“Why do you want those old things?” I remember her asking. The answer was that they were a little piece of my childhood, and you can’t just throw that away. But I didn’t tell her that, and she shrugged, wondering why I would want to save trash. I felt dumb. Wanting to save something that had no monetary value. They were plastic shakers that were probably worth about 30 cents. I felt like my child brain had invaded my adult self. It was stupid. But was it? Some Japanese believe in animism – the idea that inanimate objects can possess a spiritual essence. More, they believe that something can gain a soul through use. So that broom and dustpan you’ve owned for years – that were cheaply produced and bought with little thought from a corner shop – in animism, have gained souls.
Maybe this version of animism in Japan was created to explain the attachment we develop to our things ( and I’m not talking about the superficial attachment of loving our designer whatever because we paid a ton of money for it). Maybe this idea was created to help explain why people get attached to items in everyday life.
Or at least why we used to get attached. Because, as I grew older, this attachment to the implements of the everyday faded. Now I move through life, as most of us do, purchasing and using items I need, and when they break or are no longer of use, they are discarded without much thought, and definitely with little sentiment attached. This is what it means to be grown up. Or is it? That the Japanese believe that items can gain a soul through years of use tells us that this idea transcends the fanciful imaginations of childhood, that it is believed by adults too. Maybe in a disposable world, we’ve learned to put aside these feelings – and maybe that’s not the best thing.
The average person creates about 2kg of waste per day. That doesn’t sound too crazy, but when you consider there are over seven billion of us hanging around, that becomes an unfathomable 14 billion kilograms of waste.

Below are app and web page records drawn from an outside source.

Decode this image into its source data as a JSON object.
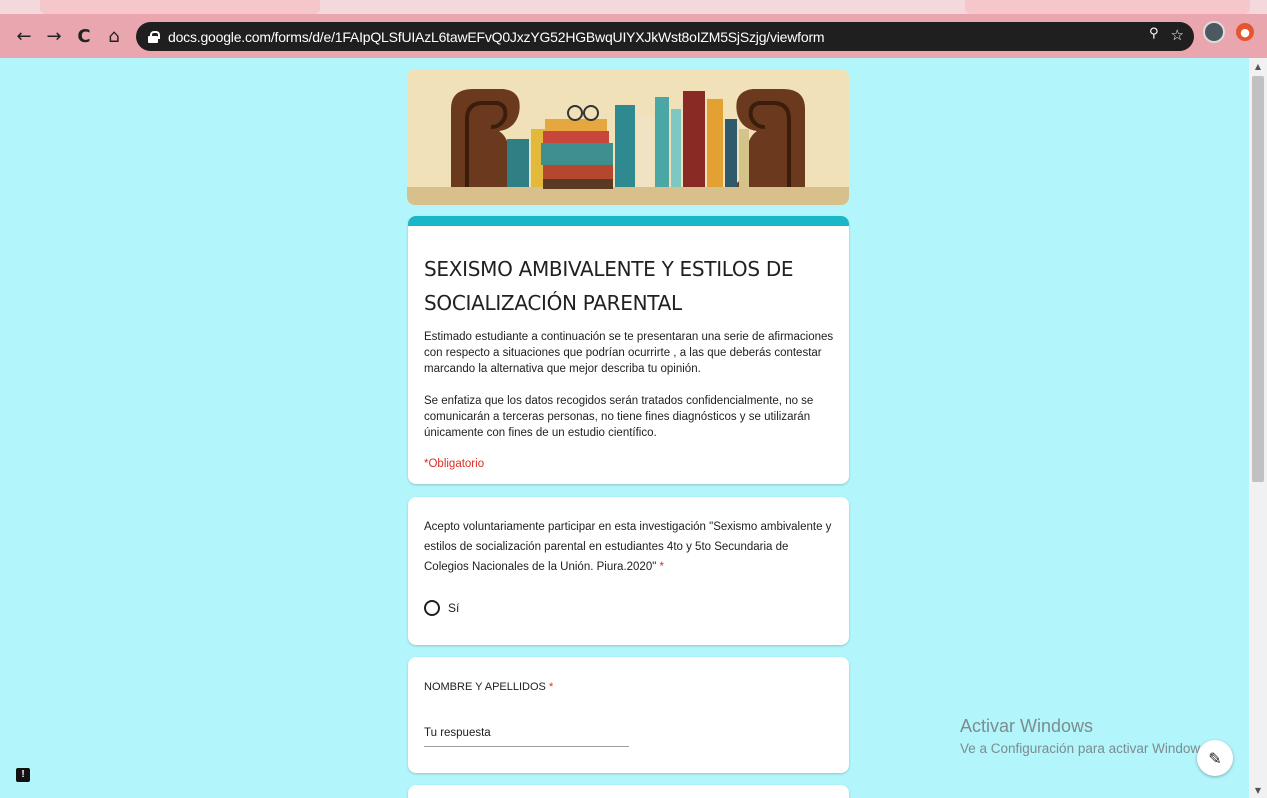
{
  "browser": {
    "url": "docs.google.com/forms/d/e/1FAIpQLSfUIAzL6tawEFvQ0JxzYG52HGBwqUIYXJkWst8oIZM5SjSzjg/viewform",
    "back": "←",
    "forward": "→",
    "reload": "C",
    "home": "⌂",
    "zoom": "🔍",
    "star": "☆"
  },
  "form": {
    "title": "SEXISMO AMBIVALENTE Y ESTILOS DE SOCIALIZACIÓN PARENTAL",
    "description_p1": "Estimado estudiante a continuación se te presentaran una serie de afirmaciones con respecto a situaciones que podrían ocurrirte , a las que deberás contestar marcando la alternativa que mejor describa tu opinión.",
    "description_p2": "Se enfatiza que los datos recogidos serán tratados confidencialmente, no se comunicarán a terceras personas, no tiene fines diagnósticos y se utilizarán únicamente con fines de un estudio científico.",
    "required_note": "*Obligatorio"
  },
  "questions": [
    {
      "text": "Acepto voluntariamente participar en esta investigación \"Sexismo ambivalente y estilos de socialización parental en estudiantes 4to y 5to Secundaria de Colegios Nacionales de la Unión. Piura.2020\"",
      "required_mark": "*",
      "option": "Sí"
    },
    {
      "text": "NOMBRE Y APELLIDOS",
      "required_mark": "*",
      "placeholder": "Tu respuesta"
    }
  ],
  "watermark": {
    "title": "Activar Windows",
    "subtitle": "Ve a Configuración para activar Windows."
  },
  "colors": {
    "page_bg": "#b2f5fb",
    "accent": "#1ab7c9",
    "required": "#d93025",
    "toolbar": "#e9a6af"
  },
  "icons": {
    "fab": "pencil-icon",
    "feedback": "feedback-icon"
  }
}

I was trying to come up with a comparison that could help you picture how much that is, but I couldn’t. Because nothing compares with that much waste.
And this number has increased four times since 1960, when the average person created about half a kilo of waste, so we’re just getting better at throwing things away.
Maybe animism and valuing inanimate objects would help us stop treating everything as disposable. Maybe it’s time to give things more value than their monetary value. Then maybe we can move away from a culture that is designed for creating waste, and we will realise there is value in preserving things and reducing waste.
I’m not pushing the idea that things can gain souls, I’m not sure about that idea, but I am sure the plastic bag we throw away after carrying four items from the convenience store does have more value than the fractions of a penny it cost to create. It has more value being used for something, somewhere, again than being discarded after a moment’s use and sitting in a landfill taking decades to degrade. Then the bag would have value in not existing in the first place because society sees the value in reusing the bags we have.
So maybe before you throw out your old dustpan to replace it with what is basically a newer version of the same product, entertain the idea that your trusty old dustpan has done a pretty decent job for you up to this point, and would love to continue in that capacity. Introduce some animism into your life. ’ Cause no one likes being fired, not even a dustpan.
Catch Jason Godfrey on on Life Inspired ( Astro B. yond Ch 728).